Parallel Lines
 Parallel lines run alongside each other at an equal distance apart and never intersect.
 On a plane, two lines are parallel if they have the same gradient.

The symbol for parallel lines is ‘ ’, for example, if we have two lines ‘a’ and ‘b’, we say ‘a b’ which means ‘line a is parallel to line b’.  When a transversal intersects two or more parallel lines, corresponding angles are equal. This means that the angles that occupy the same relative position at each intersection where the straight line crosses the two others.
 The alternate angles (also known as Zangles) between two parallel lines cut by a transversal are equal. These are angles formed when a straight line crosses two parallel lines and the angles that are formed on opposite sides of the transversal and inside the parallel lines.
 The sum of the interior angles on the same side of the transversal is 180 degrees  these are called ‘cointerior’ or ‘allied’ angles.
 The exterior angle of a triangle is equal to the sum of the two interior opposite angles. This concept is frequently illustrated in problems involving parallel lines.
 We also use parallel lines when understanding the properties of polygons  for example, opposite sides of a parallelogram are equal and parallel.
 A trapezium is a foursided figure with one pair of parallel lines.

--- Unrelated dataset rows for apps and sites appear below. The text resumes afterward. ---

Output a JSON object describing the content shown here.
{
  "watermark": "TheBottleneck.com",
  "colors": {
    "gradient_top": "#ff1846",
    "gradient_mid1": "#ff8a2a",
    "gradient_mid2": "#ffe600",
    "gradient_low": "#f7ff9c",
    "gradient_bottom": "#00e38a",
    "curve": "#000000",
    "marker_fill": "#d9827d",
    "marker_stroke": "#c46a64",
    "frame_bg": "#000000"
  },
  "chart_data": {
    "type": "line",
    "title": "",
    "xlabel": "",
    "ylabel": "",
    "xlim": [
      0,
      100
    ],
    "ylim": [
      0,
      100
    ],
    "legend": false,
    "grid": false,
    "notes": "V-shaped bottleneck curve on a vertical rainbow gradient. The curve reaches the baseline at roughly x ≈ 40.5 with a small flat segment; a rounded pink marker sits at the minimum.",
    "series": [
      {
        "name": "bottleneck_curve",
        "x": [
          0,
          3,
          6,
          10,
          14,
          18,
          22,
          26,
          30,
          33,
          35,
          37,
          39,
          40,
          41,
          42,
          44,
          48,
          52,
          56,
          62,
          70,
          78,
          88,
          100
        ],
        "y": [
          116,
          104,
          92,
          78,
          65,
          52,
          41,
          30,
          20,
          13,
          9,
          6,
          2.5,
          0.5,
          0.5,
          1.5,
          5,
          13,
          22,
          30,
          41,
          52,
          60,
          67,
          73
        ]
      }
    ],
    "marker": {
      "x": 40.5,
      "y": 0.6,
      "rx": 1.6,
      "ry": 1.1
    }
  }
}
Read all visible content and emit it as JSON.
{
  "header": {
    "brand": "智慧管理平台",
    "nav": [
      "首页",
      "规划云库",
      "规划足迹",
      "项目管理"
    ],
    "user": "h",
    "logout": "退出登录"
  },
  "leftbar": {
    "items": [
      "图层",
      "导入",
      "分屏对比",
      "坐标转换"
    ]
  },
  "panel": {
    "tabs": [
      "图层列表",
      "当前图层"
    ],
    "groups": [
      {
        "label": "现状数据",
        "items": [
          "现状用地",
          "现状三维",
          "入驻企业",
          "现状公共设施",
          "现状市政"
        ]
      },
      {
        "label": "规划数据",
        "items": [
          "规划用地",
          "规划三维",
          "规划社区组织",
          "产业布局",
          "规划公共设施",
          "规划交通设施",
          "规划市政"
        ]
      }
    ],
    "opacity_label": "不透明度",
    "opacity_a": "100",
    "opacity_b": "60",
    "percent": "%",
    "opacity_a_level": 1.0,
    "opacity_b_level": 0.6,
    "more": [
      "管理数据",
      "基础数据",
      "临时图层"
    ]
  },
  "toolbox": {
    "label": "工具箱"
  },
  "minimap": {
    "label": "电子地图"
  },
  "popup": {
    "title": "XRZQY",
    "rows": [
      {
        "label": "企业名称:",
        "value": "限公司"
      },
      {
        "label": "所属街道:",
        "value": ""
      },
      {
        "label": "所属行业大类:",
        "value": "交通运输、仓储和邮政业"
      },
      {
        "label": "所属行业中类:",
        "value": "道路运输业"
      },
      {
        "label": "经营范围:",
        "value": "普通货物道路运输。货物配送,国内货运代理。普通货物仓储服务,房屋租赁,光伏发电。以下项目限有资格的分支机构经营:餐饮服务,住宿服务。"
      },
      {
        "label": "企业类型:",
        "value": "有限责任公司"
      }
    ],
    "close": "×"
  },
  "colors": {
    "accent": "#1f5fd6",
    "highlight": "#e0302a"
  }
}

 Parallel lines are used in realworld applications too, such as railway tracks, edges of a notebook, sides of a road, etc.